(App and web page records)
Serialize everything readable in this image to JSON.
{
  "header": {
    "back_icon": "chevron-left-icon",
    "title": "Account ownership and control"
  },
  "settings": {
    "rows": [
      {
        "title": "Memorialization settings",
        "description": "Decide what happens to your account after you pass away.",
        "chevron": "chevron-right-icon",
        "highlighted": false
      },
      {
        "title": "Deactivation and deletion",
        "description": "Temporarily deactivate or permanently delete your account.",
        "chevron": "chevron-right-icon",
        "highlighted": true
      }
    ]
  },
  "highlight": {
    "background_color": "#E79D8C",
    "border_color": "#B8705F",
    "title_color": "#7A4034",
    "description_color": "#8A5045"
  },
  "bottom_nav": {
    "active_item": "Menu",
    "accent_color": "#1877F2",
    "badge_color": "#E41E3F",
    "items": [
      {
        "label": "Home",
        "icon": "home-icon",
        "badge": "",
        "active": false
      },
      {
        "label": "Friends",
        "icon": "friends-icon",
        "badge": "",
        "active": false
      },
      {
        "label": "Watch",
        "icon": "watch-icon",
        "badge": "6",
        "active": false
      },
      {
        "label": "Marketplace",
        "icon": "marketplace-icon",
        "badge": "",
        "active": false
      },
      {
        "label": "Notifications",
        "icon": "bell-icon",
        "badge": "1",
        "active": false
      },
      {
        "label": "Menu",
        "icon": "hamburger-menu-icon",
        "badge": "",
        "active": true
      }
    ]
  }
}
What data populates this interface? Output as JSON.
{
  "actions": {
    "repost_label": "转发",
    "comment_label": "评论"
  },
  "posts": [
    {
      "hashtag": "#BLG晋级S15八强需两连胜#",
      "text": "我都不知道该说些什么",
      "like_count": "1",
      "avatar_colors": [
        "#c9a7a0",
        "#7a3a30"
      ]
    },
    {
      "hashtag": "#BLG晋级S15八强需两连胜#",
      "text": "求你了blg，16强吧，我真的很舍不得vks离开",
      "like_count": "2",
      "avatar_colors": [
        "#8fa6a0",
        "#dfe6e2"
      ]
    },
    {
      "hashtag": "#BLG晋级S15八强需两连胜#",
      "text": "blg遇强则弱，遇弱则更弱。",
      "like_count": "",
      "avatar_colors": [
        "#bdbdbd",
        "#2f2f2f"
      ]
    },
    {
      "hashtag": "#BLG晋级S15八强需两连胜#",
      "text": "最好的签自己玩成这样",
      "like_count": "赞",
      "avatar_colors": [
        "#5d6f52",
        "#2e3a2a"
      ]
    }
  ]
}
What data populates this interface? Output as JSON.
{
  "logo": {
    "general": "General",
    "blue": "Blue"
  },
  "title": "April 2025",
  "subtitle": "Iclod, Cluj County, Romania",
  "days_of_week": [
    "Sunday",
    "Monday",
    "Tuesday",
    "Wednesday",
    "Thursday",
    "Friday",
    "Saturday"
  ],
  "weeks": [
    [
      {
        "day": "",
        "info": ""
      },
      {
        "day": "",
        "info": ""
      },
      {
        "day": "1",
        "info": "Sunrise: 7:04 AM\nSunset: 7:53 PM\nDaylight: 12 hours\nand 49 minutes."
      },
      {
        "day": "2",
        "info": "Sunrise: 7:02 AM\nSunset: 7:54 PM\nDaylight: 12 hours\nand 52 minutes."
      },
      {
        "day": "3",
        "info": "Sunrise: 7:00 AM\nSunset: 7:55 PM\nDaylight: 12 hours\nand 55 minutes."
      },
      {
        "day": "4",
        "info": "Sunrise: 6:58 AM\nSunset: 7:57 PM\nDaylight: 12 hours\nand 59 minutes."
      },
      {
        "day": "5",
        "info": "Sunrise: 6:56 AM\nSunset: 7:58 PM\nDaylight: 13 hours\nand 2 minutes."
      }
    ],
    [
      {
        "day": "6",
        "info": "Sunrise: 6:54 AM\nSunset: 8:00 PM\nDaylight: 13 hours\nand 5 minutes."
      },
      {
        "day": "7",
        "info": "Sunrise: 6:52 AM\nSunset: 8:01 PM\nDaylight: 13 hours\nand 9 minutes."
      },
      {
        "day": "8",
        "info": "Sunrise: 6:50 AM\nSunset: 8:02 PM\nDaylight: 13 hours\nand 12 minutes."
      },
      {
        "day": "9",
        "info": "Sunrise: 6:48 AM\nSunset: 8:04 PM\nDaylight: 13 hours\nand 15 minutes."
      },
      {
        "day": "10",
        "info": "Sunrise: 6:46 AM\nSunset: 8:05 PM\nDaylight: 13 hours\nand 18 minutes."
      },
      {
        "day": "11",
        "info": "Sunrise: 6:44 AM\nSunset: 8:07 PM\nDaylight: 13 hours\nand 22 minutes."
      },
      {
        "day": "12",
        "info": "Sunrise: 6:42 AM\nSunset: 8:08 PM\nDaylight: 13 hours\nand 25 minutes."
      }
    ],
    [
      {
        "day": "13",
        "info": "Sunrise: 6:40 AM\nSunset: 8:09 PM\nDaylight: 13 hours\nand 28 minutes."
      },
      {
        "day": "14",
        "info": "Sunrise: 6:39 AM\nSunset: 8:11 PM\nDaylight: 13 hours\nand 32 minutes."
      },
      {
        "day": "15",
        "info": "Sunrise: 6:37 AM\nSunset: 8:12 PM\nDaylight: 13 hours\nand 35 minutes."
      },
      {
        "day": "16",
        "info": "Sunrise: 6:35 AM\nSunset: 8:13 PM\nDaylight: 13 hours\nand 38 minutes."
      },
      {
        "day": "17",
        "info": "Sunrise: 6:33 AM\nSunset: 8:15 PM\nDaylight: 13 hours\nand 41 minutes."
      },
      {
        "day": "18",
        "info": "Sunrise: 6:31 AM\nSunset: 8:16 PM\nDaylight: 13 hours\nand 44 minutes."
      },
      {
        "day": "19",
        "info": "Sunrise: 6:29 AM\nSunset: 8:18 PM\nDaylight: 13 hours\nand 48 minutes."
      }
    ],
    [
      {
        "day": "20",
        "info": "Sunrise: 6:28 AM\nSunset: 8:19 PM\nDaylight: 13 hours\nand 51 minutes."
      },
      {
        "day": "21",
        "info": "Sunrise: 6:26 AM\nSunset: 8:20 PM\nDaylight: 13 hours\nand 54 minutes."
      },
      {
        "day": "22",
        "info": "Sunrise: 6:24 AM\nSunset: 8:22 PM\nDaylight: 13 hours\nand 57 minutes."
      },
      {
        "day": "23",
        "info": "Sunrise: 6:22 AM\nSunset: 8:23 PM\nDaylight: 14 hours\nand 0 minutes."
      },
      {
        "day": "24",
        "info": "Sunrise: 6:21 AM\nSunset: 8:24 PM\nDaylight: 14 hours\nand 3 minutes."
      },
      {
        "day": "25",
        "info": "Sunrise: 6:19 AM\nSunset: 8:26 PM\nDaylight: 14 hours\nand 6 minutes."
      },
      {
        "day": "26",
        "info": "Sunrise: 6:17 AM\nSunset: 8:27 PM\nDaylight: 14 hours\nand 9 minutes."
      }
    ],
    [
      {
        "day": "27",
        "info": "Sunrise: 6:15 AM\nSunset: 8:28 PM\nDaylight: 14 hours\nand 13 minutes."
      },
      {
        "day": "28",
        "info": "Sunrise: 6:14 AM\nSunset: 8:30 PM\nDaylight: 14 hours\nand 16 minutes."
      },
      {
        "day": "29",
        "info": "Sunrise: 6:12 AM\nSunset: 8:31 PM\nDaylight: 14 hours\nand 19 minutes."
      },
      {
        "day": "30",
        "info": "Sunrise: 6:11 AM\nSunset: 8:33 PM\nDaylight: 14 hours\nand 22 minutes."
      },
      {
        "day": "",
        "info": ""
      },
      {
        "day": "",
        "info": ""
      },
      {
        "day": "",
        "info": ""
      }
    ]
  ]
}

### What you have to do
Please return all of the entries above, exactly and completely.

### Written response
Serialize everything readable in this image to JSON.
{
  "header": {
    "back_icon": "chevron-left-icon",
    "title": "Account ownership and control"
  },
  "settings": {
    "rows": [
      {
        "title": "Memorialization settings",
        "description": "Decide what happens to your account after you pass away.",
        "chevron": "chevron-right-icon",
        "highlighted": false
      },
      {
        "title": "Deactivation and deletion",
        "description": "Temporarily deactivate or permanently delete your account.",
        "chevron": "chevron-right-icon",
        "highlighted": true
      }
    ]
  },
  "highlight": {
    "background_color": "#E79D8C",
    "border_color": "#B8705F",
    "title_color": "#7A4034",
    "description_color": "#8A5045"
  },
  "bottom_nav": {
    "active_item": "Menu",
    "accent_color": "#1877F2",
    "badge_color": "#E41E3F",
    "items": [
      {
        "label": "Home",
        "icon": "home-icon",
        "badge": "",
        "active": false
      },
      {
        "label": "Friends",
        "icon": "friends-icon",
        "badge": "",
        "active": false
      },
      {
        "label": "Watch",
        "icon": "watch-icon",
        "badge": "6",
        "active": false
      },
      {
        "label": "Marketplace",
        "icon": "marketplace-icon",
        "badge": "",
        "active": false
      },
      {
        "label": "Notifications",
        "icon": "bell-icon",
        "badge": "1",
        "active": false
      },
      {
        "label": "Menu",
        "icon": "hamburger-menu-icon",
        "badge": "",
        "active": true
      }
    ]
  }
}
What data populates this interface? Output as JSON.
{
  "actions": {
    "repost_label": "转发",
    "comment_label": "评论"
  },
  "posts": [
    {
      "hashtag": "#BLG晋级S15八强需两连胜#",
      "text": "我都不知道该说些什么",
      "like_count": "1",
      "avatar_colors": [
        "#c9a7a0",
        "#7a3a30"
      ]
    },
    {
      "hashtag": "#BLG晋级S15八强需两连胜#",
      "text": "求你了blg，16强吧，我真的很舍不得vks离开",
      "like_count": "2",
      "avatar_colors": [
        "#8fa6a0",
        "#dfe6e2"
      ]
    },
    {
      "hashtag": "#BLG晋级S15八强需两连胜#",
      "text": "blg遇强则弱，遇弱则更弱。",
      "like_count": "",
      "avatar_colors": [
        "#bdbdbd",
        "#2f2f2f"
      ]
    },
    {
      "hashtag": "#BLG晋级S15八强需两连胜#",
      "text": "最好的签自己玩成这样",
      "like_count": "赞",
      "avatar_colors": [
        "#5d6f52",
        "#2e3a2a"
      ]
    }
  ]
}
What data populates this interface? Output as JSON.
{
  "logo": {
    "general": "General",
    "blue": "Blue"
  },
  "title": "April 2025",
  "subtitle": "Iclod, Cluj County, Romania",
  "days_of_week": [
    "Sunday",
    "Monday",
    "Tuesday",
    "Wednesday",
    "Thursday",
    "Friday",
    "Saturday"
  ],
  "weeks": [
    [
      {
        "day": "",
        "info": ""
      },
      {
        "day": "",
        "info": ""
      },
      {
        "day": "1",
        "info": "Sunrise: 7:04 AM\nSunset: 7:53 PM\nDaylight: 12 hours\nand 49 minutes."
      },
      {
        "day": "2",
        "info": "Sunrise: 7:02 AM\nSunset: 7:54 PM\nDaylight: 12 hours\nand 52 minutes."
      },
      {
        "day": "3",
        "info": "Sunrise: 7:00 AM\nSunset: 7:55 PM\nDaylight: 12 hours\nand 55 minutes."
      },
      {
        "day": "4",
        "info": "Sunrise: 6:58 AM\nSunset: 7:57 PM\nDaylight: 12 hours\nand 59 minutes."
      },
      {
        "day": "5",
        "info": "Sunrise: 6:56 AM\nSunset: 7:58 PM\nDaylight: 13 hours\nand 2 minutes."
      }
    ],
    [
      {
        "day": "6",
        "info": "Sunrise: 6:54 AM\nSunset: 8:00 PM\nDaylight: 13 hours\nand 5 minutes."
      },
      {
        "day": "7",
        "info": "Sunrise: 6:52 AM\nSunset: 8:01 PM\nDaylight: 13 hours\nand 9 minutes."
      },
      {
        "day": "8",
        "info": "Sunrise: 6:50 AM\nSunset: 8:02 PM\nDaylight: 13 hours\nand 12 minutes."
      },
      {
        "day": "9",
        "info": "Sunrise: 6:48 AM\nSunset: 8:04 PM\nDaylight: 13 hours\nand 15 minutes."
      },
      {
        "day": "10",
        "info": "Sunrise: 6:46 AM\nSunset: 8:05 PM\nDaylight: 13 hours\nand 18 minutes."
      },
      {
        "day": "11",
        "info": "Sunrise: 6:44 AM\nSunset: 8:07 PM\nDaylight: 13 hours\nand 22 minutes."
      },
      {
        "day": "12",
        "info": "Sunrise: 6:42 AM\nSunset: 8:08 PM\nDaylight: 13 hours\nand 25 minutes."
      }
    ],
    [
      {
        "day": "13",
        "info": "Sunrise: 6:40 AM\nSunset: 8:09 PM\nDaylight: 13 hours\nand 28 minutes."
      },
      {
        "day": "14",
        "info": "Sunrise: 6:39 AM\nSunset: 8:11 PM\nDaylight: 13 hours\nand 32 minutes."
      },
      {
        "day": "15",
        "info": "Sunrise: 6:37 AM\nSunset: 8:12 PM\nDaylight: 13 hours\nand 35 minutes."
      },
      {
        "day": "16",
        "info": "Sunrise: 6:35 AM\nSunset: 8:13 PM\nDaylight: 13 hours\nand 38 minutes."
      },
      {
        "day": "17",
        "info": "Sunrise: 6:33 AM\nSunset: 8:15 PM\nDaylight: 13 hours\nand 41 minutes."
      },
      {
        "day": "18",
        "info": "Sunrise: 6:31 AM\nSunset: 8:16 PM\nDaylight: 13 hours\nand 44 minutes."
      },
      {
        "day": "19",
        "info": "Sunrise: 6:29 AM\nSunset: 8:18 PM\nDaylight: 13 hours\nand 48 minutes."
      }
    ],
    [
      {
        "day": "20",
        "info": "Sunrise: 6:28 AM\nSunset: 8:19 PM\nDaylight: 13 hours\nand 51 minutes."
      },
      {
        "day": "21",
        "info": "Sunrise: 6:26 AM\nSunset: 8:20 PM\nDaylight: 13 hours\nand 54 minutes."
      },
      {
        "day": "22",
        "info": "Sunrise: 6:24 AM\nSunset: 8:22 PM\nDaylight: 13 hours\nand 57 minutes."
      },
      {
        "day": "23",
        "info": "Sunrise: 6:22 AM\nSunset: 8:23 PM\nDaylight: 14 hours\nand 0 minutes."
      },
      {
        "day": "24",
        "info": "Sunrise: 6:21 AM\nSunset: 8:24 PM\nDaylight: 14 hours\nand 3 minutes."
      },
      {
        "day": "25",
        "info": "Sunrise: 6:19 AM\nSunset: 8:26 PM\nDaylight: 14 hours\nand 6 minutes."
      },
      {
        "day": "26",
        "info": "Sunrise: 6:17 AM\nSunset: 8:27 PM\nDaylight: 14 hours\nand 9 minutes."
      }
    ],
    [
      {
        "day": "27",
        "info": "Sunrise: 6:15 AM\nSunset: 8:28 PM\nDaylight: 14 hours\nand 13 minutes."
      },
      {
        "day": "28",
        "info": "Sunrise: 6:14 AM\nSunset: 8:30 PM\nDaylight: 14 hours\nand 16 minutes."
      },
      {
        "day": "29",
        "info": "Sunrise: 6:12 AM\nSunset: 8:31 PM\nDaylight: 14 hours\nand 19 minutes."
      },
      {
        "day": "30",
        "info": "Sunrise: 6:11 AM\nSunset: 8:33 PM\nDaylight: 14 hours\nand 22 minutes."
      },
      {
        "day": "",
        "info": ""
      },
      {
        "day": "",
        "info": ""
      },
      {
        "day": "",
        "info": ""
      }
    ]
  ]
}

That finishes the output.